### TASK OBJECTIVE:
Take each line of the material that includes "JSON" and copy it.

+===+

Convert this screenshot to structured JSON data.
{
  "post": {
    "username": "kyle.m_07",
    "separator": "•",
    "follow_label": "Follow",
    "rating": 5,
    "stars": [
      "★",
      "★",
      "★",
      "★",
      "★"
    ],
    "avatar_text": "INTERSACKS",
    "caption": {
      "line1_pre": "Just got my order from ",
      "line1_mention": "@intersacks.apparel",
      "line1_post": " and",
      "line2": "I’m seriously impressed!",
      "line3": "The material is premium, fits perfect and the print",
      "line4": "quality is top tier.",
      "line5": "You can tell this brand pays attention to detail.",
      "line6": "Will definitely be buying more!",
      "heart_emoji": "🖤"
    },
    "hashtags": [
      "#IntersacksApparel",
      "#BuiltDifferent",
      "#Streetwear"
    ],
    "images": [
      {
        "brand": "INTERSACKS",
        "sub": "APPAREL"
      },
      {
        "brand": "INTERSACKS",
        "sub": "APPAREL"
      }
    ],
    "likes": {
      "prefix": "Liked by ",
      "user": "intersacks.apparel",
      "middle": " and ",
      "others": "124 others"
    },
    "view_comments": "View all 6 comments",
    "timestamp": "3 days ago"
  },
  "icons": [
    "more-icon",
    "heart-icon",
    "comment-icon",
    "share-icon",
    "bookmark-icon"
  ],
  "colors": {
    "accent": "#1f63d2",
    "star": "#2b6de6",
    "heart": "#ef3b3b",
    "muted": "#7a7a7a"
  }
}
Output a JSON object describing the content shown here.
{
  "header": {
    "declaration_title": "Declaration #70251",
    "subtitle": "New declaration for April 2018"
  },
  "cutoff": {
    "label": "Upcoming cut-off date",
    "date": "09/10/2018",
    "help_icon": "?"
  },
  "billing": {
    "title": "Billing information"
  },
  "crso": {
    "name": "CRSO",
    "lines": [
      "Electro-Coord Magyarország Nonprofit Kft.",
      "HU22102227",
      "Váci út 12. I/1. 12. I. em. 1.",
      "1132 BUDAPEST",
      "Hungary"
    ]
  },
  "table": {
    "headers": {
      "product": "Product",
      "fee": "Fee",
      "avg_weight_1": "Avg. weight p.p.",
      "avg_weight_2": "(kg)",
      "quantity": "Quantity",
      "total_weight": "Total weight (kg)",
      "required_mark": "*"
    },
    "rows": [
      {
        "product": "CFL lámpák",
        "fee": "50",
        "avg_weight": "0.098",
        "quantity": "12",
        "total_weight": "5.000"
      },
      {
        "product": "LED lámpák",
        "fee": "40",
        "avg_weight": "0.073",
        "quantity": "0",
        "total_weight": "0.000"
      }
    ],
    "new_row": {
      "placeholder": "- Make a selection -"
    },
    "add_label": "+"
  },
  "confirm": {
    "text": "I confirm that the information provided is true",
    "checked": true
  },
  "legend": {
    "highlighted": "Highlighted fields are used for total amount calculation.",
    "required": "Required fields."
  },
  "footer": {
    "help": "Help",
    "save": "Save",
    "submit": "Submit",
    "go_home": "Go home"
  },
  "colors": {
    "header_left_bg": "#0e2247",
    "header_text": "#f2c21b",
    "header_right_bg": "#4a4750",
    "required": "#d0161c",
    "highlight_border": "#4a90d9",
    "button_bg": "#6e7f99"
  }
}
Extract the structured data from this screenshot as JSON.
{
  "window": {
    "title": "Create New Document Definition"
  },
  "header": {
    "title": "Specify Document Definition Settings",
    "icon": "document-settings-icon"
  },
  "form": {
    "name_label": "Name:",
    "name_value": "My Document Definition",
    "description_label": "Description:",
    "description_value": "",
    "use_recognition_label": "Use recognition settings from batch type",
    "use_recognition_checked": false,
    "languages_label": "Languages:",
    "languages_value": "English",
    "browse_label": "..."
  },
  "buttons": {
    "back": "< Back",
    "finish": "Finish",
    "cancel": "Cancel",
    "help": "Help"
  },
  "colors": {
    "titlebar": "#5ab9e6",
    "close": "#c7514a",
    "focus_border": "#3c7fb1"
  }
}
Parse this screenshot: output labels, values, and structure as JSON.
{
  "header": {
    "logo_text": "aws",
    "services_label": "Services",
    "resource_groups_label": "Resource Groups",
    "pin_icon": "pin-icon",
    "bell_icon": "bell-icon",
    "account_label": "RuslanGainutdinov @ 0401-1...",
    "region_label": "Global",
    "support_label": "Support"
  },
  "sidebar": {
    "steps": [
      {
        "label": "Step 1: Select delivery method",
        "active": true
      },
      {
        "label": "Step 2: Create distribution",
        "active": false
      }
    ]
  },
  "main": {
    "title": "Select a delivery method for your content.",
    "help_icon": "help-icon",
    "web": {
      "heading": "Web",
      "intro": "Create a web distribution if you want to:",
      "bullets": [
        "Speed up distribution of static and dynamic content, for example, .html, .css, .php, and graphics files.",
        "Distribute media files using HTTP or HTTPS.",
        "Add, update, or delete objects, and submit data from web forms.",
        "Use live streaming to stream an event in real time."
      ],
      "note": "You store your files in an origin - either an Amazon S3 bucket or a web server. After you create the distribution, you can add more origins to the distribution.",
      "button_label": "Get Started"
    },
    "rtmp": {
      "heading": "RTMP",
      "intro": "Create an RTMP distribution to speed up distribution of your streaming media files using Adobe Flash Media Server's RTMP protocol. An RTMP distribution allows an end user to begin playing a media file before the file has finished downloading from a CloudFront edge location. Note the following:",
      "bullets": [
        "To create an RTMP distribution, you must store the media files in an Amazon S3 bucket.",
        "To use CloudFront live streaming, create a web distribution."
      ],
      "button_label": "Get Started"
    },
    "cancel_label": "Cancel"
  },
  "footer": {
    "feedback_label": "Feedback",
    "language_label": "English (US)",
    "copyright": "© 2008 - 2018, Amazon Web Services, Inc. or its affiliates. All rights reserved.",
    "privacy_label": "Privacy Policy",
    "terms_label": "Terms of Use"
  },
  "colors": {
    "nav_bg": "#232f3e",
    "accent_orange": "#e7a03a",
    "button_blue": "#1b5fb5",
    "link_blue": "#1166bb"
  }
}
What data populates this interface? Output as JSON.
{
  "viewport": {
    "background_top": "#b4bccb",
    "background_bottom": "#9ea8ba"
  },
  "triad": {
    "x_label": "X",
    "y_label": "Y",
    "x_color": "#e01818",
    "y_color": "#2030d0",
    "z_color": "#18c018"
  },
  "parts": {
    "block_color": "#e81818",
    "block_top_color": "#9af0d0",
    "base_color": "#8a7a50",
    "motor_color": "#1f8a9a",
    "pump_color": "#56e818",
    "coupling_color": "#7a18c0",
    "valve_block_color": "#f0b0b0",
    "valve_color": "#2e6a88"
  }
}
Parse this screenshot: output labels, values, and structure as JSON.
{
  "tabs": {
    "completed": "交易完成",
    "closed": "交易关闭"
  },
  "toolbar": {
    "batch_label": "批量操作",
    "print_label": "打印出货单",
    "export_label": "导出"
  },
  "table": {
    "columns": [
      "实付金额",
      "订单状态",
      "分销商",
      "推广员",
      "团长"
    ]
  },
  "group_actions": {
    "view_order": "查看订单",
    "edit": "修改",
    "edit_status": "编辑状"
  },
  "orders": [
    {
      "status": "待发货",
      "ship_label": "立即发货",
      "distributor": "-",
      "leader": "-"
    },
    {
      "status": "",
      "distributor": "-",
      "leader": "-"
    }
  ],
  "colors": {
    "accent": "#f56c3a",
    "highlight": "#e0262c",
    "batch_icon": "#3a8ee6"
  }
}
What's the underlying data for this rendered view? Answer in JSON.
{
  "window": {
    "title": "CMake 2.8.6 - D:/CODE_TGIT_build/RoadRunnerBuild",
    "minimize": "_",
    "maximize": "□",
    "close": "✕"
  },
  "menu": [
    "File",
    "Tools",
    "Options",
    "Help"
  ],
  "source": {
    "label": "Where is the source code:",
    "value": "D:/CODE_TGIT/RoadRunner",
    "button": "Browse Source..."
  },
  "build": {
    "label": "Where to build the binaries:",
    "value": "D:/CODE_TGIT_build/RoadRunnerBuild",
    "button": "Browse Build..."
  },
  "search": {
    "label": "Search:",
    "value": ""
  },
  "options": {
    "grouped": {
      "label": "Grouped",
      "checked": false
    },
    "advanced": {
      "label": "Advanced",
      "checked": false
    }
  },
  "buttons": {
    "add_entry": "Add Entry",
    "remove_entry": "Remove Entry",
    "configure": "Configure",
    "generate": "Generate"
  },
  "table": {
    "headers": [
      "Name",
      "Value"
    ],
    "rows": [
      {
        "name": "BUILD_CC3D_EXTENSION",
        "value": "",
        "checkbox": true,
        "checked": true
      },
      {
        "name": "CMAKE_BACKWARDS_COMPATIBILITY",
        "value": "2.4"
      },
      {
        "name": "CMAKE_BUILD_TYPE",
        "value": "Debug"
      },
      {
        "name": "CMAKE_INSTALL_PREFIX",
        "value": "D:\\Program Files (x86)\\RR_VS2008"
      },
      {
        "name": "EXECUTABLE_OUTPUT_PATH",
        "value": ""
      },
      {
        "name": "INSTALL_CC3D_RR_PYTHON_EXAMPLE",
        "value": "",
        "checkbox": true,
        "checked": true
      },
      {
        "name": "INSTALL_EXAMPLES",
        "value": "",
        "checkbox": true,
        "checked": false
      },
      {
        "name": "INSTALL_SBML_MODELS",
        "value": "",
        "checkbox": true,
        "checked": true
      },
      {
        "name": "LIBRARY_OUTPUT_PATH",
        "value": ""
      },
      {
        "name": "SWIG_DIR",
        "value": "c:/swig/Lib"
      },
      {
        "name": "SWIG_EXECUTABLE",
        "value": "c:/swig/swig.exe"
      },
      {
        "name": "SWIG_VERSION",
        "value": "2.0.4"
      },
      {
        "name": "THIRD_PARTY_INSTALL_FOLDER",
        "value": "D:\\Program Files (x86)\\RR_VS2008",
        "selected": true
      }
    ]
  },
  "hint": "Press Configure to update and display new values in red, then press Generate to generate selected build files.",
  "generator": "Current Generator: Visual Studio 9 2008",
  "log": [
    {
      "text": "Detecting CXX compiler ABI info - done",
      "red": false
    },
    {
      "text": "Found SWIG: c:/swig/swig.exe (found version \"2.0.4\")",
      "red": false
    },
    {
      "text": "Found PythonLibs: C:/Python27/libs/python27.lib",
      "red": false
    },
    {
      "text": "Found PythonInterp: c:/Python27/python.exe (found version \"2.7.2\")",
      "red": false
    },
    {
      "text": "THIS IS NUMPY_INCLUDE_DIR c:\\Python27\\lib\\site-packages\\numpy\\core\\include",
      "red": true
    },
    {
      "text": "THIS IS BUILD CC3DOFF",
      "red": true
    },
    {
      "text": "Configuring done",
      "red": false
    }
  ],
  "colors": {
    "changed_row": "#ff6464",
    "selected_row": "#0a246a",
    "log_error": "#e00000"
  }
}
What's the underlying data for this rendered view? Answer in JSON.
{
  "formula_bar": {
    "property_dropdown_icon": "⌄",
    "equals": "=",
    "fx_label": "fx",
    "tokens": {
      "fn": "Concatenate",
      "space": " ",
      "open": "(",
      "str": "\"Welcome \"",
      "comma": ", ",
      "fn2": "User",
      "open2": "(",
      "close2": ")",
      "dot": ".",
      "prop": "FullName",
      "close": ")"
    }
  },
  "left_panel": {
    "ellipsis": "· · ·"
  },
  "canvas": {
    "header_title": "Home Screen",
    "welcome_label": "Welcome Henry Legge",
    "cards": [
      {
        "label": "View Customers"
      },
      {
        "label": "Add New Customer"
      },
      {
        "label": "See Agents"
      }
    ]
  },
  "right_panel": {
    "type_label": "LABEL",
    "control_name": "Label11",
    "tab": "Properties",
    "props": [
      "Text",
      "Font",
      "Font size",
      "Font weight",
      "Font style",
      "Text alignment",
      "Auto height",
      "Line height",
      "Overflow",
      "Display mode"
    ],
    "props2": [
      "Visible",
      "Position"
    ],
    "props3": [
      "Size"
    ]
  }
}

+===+

### EXERCISE RESULT:
Convert this screenshot to structured JSON data.
Output a JSON object describing the content shown here.
Extract the structured data from this screenshot as JSON.
Parse this screenshot: output labels, values, and structure as JSON.
What data populates this interface? Output as JSON.
Parse this screenshot: output labels, values, and structure as JSON.
What's the underlying data for this rendered view? Answer in JSON.
What's the underlying data for this rendered view? Answer in JSON.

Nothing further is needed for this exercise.